**PROBLEM DETAILS:** Pick out the lines below that include the string "Materials".

**INPUT DATA:**
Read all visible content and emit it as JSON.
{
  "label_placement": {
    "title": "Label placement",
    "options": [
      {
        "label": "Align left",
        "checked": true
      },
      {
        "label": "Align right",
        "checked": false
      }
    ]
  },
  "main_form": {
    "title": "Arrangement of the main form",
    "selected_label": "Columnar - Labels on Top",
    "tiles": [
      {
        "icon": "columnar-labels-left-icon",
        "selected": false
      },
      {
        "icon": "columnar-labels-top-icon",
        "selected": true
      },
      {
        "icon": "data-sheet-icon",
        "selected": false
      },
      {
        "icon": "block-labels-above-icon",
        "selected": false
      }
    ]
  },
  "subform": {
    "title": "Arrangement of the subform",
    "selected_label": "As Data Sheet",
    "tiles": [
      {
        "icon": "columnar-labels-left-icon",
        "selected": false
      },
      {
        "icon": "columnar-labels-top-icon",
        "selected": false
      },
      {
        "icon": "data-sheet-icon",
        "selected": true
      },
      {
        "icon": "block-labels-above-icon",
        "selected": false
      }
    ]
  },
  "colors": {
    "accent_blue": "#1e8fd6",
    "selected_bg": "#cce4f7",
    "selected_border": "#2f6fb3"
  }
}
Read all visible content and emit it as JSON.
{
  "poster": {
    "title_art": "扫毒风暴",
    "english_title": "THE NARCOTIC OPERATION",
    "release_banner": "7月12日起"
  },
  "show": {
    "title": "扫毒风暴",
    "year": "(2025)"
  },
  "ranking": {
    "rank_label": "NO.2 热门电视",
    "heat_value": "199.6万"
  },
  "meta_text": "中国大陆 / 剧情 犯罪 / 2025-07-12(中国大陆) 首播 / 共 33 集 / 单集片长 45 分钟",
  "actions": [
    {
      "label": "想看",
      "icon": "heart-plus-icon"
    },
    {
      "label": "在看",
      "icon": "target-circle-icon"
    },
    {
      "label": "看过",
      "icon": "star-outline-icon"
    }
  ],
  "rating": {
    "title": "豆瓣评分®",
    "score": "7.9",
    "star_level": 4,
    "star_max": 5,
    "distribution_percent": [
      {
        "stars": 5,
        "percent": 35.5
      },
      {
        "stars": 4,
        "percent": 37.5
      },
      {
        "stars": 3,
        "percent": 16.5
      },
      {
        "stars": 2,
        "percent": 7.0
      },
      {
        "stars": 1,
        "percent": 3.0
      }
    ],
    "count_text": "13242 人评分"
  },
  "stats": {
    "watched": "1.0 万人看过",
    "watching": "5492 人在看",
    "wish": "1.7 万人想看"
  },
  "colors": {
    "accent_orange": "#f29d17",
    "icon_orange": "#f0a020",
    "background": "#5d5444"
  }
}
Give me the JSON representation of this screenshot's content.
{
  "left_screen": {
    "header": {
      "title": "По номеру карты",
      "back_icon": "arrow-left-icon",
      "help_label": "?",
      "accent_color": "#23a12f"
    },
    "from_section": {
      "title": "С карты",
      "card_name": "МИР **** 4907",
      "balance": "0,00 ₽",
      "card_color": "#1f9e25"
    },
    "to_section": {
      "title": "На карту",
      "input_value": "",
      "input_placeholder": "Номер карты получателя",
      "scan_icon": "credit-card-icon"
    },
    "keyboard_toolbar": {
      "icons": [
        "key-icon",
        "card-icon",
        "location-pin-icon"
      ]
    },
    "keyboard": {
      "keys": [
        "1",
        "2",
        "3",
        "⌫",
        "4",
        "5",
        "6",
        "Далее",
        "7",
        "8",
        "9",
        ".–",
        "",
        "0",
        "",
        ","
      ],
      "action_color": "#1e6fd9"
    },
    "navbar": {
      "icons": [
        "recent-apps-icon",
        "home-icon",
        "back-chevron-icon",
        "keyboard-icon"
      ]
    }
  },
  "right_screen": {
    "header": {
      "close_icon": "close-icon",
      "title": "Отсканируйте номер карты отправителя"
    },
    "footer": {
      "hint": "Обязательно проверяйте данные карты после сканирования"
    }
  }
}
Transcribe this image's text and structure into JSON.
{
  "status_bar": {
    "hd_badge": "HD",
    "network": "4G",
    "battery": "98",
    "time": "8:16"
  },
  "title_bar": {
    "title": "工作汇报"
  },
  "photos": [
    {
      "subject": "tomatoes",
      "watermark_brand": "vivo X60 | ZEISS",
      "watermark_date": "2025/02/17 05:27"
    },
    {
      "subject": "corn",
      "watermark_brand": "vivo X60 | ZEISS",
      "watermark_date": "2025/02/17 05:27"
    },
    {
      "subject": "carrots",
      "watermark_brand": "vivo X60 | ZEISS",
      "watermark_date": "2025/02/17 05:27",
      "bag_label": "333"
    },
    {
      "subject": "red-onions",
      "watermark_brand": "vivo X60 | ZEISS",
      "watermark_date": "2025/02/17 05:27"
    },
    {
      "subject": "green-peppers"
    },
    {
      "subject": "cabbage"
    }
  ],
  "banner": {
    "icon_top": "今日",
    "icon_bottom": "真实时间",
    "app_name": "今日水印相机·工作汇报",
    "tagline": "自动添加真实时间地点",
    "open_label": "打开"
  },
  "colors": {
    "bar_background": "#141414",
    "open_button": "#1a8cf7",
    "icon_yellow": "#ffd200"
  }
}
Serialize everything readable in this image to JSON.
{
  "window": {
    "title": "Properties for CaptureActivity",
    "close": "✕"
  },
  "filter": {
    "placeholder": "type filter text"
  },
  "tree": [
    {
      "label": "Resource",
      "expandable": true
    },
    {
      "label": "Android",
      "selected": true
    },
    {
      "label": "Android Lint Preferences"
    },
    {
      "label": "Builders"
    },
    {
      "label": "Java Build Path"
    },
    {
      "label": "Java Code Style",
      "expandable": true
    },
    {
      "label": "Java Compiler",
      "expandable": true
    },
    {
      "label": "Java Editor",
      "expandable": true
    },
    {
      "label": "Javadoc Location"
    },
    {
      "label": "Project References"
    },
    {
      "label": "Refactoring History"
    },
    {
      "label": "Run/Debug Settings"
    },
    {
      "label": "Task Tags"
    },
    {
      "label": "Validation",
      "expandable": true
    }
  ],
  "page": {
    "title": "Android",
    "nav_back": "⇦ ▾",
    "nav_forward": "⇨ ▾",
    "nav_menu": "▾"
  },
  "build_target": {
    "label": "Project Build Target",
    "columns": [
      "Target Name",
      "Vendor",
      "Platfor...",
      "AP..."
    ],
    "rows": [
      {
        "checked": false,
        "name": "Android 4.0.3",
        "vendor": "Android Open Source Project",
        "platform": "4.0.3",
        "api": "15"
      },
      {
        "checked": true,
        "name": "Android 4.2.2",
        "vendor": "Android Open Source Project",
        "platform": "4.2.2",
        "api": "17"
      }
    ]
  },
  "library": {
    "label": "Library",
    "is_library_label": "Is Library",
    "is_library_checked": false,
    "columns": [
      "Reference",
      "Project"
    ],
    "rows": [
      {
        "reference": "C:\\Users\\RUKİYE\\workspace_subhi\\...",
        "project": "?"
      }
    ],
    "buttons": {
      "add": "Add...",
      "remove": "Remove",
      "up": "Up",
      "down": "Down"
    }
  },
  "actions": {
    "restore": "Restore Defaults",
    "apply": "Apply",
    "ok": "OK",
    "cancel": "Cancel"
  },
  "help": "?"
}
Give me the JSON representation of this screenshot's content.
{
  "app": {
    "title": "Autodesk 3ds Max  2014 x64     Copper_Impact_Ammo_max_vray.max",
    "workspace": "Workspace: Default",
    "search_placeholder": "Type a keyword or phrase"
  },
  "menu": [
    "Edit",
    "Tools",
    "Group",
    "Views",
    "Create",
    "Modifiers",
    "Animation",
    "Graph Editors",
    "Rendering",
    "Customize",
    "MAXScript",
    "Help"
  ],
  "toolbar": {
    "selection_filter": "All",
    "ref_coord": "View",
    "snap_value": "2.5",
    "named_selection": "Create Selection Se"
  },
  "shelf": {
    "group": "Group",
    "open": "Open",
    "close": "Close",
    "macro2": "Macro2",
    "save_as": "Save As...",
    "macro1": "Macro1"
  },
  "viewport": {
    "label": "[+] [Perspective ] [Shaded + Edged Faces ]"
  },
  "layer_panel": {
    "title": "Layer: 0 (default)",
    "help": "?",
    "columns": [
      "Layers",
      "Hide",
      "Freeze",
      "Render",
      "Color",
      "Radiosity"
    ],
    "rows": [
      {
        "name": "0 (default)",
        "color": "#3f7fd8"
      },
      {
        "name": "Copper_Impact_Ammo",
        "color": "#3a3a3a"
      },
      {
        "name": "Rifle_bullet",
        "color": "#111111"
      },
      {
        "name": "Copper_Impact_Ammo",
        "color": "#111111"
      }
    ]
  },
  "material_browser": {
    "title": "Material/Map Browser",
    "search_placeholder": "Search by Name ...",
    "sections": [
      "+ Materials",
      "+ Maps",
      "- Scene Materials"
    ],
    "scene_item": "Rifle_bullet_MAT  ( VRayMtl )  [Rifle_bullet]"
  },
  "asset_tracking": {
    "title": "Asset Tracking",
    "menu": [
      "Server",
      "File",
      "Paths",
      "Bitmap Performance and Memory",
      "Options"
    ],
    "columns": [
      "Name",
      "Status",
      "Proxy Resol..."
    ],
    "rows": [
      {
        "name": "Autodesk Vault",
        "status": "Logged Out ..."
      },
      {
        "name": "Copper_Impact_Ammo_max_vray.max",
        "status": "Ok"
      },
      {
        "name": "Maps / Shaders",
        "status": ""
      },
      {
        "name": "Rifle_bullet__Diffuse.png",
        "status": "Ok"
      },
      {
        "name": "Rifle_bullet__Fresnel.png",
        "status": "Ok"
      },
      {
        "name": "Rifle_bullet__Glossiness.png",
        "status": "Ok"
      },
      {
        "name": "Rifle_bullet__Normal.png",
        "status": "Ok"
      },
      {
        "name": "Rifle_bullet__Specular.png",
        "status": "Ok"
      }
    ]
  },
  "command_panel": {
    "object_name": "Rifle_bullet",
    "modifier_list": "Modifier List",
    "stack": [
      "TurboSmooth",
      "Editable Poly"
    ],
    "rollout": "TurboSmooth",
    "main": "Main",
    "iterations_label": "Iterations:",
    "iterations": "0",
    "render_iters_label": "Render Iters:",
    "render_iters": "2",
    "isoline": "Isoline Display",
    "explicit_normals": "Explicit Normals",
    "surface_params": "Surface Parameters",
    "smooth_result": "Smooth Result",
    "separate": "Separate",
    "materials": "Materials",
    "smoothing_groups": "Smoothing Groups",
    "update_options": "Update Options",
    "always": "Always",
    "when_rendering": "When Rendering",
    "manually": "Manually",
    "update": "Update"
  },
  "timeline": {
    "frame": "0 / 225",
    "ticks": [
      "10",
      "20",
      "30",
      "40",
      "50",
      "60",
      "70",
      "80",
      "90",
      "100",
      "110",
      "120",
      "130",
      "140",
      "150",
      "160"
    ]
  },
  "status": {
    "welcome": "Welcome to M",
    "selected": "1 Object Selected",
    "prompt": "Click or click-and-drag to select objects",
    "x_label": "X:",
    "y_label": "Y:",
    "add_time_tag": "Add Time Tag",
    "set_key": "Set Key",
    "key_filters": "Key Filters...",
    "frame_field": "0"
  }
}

**ANSWER SPACE:**
      "+ Materials",
      "- Scene Materials"
    "materials": "Materials",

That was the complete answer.